TASK ITEM
Each line with the string "JSON" is to be copied from the records below.

SOURCE MATERIAL
++++++++++

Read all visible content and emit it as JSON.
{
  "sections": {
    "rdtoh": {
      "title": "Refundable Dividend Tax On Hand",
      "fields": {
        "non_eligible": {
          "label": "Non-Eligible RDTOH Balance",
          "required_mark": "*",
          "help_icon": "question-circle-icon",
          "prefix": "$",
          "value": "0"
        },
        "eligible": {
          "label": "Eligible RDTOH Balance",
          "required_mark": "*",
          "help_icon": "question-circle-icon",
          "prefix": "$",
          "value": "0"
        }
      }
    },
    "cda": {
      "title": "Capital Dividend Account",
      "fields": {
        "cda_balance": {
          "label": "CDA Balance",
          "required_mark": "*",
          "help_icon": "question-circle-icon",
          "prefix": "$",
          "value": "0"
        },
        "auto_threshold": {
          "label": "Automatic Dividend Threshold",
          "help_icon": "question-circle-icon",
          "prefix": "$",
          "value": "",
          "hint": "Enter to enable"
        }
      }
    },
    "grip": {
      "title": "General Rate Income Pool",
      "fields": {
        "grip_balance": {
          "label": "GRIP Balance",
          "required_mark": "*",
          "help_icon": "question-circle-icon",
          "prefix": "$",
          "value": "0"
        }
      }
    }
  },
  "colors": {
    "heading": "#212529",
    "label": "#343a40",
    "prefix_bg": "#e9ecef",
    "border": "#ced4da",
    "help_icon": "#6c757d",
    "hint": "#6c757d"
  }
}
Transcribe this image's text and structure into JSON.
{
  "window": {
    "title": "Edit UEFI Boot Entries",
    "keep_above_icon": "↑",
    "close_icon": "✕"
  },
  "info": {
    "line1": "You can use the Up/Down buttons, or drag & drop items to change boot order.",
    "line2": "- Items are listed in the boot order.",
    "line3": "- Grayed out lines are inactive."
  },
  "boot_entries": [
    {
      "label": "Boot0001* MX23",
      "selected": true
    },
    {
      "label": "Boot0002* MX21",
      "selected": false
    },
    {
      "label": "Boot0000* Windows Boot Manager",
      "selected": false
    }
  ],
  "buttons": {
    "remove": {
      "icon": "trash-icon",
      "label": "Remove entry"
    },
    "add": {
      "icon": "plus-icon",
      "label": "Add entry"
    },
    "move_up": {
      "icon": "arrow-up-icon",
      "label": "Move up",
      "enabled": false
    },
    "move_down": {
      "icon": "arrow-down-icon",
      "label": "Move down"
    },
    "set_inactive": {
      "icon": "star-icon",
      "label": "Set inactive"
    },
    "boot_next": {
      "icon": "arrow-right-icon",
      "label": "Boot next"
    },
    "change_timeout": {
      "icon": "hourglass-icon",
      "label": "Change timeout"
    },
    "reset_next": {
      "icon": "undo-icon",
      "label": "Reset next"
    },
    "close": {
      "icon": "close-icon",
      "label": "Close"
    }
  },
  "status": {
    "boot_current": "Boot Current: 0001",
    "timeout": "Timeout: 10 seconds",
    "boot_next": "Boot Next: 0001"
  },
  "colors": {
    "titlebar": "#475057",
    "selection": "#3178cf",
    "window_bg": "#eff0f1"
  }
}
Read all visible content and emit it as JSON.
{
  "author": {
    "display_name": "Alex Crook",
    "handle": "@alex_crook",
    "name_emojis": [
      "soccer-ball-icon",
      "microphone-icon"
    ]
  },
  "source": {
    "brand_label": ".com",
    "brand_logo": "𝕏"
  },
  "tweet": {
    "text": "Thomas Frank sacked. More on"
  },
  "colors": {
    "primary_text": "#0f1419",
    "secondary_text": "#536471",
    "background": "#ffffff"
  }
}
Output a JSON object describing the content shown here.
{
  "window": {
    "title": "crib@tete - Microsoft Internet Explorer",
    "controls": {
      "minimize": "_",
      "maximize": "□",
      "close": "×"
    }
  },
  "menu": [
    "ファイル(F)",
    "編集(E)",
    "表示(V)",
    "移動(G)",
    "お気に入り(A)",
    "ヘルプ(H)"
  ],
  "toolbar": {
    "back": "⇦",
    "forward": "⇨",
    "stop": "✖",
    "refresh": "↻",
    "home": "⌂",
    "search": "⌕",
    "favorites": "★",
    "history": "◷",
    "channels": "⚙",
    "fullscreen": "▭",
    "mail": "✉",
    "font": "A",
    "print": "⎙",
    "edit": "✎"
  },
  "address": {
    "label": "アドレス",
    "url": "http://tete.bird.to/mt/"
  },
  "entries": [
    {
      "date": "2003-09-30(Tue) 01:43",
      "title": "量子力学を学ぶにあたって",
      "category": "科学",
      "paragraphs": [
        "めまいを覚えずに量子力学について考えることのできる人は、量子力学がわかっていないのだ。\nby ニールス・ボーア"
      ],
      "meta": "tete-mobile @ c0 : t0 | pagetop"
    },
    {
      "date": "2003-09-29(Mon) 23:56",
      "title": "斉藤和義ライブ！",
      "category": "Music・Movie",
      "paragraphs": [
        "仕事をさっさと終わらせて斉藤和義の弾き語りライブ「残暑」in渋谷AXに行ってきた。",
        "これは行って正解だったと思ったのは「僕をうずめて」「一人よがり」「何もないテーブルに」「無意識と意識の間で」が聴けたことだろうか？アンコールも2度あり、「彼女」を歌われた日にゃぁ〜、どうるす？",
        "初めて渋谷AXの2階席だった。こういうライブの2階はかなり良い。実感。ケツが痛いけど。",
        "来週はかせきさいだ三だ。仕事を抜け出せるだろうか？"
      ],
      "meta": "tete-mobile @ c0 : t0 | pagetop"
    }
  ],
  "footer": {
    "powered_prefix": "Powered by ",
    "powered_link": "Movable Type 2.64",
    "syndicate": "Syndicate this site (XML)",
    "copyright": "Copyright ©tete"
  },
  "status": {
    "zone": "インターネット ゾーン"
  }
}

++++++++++

TASK RESULT
Read all visible content and emit it as JSON.
Transcribe this image's text and structure into JSON.
Read all visible content and emit it as JSON.
Output a JSON object describing the content shown here.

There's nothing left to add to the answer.